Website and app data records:
= Beginning of Section =

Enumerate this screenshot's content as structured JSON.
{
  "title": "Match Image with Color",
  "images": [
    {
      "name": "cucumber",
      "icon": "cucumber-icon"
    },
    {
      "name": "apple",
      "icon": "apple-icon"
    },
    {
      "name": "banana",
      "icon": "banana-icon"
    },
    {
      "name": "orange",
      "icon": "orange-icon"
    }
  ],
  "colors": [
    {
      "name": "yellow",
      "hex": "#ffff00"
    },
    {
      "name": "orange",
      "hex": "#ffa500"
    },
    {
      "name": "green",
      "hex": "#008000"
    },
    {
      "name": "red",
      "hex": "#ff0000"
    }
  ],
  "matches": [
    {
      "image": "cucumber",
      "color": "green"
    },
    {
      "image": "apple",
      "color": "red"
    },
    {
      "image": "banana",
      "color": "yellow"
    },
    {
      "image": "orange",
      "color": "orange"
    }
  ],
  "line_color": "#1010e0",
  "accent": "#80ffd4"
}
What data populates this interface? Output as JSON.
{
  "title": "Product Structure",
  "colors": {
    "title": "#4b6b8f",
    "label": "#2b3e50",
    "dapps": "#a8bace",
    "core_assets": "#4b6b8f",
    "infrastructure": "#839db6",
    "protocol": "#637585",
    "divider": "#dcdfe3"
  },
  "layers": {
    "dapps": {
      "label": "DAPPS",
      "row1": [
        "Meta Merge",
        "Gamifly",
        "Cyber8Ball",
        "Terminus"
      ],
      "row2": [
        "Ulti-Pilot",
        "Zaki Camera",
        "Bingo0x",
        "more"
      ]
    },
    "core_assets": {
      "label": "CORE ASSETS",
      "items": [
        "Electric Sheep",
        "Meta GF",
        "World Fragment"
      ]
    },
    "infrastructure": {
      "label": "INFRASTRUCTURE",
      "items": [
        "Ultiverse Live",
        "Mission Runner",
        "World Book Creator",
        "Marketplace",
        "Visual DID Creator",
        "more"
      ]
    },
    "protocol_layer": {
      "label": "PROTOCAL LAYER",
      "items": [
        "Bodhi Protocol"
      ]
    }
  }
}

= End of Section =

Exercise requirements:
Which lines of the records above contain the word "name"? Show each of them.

Exercise output:
      "name": "cucumber",
      "name": "apple",
      "name": "banana",
      "name": "orange",
      "name": "yellow",
      "name": "orange",
      "name": "green",
      "name": "red",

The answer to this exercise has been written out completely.